Rocky Mountain Spotted Fever (RMSF) is a tick-borne illness caused primarily by Rickettsia rickettsii. It can be found in all 48 contiguous U.S. states. The incidence of RMSF in the U.S. is rising, with 495 cases in year 2000 to over 4,000 in 2016.
Of note, while children represent less than 10% of all cases, they comprise approximately 22% of all fatalities. Compared with adults, children <10 years of age are 5 times more likely to die from RMSF.
Illness begins with non-specific symptoms including fever, headache, nausea, vomiting, and myalgias 3-12 days following a bite with a carrier tick. While 90% of patients have a rash during the course of their illness, the rash is often non-specific within the first few days. Development of petechiae is an ominous finding, reflective of a progressive vasculitis. Symptoms may progress to multi-organ system failure, coma, and death if untreated.
Common laboratory findings include hyponatremia, thrombocytopenia, and elevated liver enzymes. Diagnosis is confirmed with serology testing. Due to its high morbidity and mortality in children, the preferred treatment for RMSF is doxycycline regardless of age.
Take Home Points
- Due to the high morbidity and mortality of RMSF (especially in children), treatment should be initiated on history and clinical findings and not delayed for serologic testing confirmation.
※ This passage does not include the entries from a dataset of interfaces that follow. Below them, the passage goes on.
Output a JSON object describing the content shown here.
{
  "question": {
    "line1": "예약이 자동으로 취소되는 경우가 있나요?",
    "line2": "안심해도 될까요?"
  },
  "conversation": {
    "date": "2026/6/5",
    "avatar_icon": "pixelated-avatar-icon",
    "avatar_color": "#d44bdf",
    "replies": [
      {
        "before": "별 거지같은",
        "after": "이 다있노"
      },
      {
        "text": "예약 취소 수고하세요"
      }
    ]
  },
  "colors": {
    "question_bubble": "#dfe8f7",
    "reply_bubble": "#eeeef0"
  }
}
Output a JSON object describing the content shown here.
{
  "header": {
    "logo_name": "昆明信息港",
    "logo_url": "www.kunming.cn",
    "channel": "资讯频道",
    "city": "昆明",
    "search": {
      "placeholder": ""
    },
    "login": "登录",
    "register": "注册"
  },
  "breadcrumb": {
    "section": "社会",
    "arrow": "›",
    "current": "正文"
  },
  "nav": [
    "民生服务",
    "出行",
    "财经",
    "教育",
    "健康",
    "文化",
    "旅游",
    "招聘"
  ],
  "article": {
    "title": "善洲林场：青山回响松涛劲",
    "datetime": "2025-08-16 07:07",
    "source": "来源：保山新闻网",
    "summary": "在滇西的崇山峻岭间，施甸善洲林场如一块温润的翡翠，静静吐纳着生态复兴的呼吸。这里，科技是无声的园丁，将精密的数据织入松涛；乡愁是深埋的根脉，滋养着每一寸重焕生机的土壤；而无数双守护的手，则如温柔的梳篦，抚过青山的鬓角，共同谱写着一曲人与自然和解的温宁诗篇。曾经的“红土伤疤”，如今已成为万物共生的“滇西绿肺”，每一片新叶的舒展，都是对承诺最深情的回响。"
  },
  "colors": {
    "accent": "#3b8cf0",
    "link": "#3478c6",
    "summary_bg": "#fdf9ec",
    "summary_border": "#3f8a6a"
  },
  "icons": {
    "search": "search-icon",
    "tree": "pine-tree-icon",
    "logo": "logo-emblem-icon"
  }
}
- Doxycycline is the preferred treatment for suspected cases of RMSF in all ages.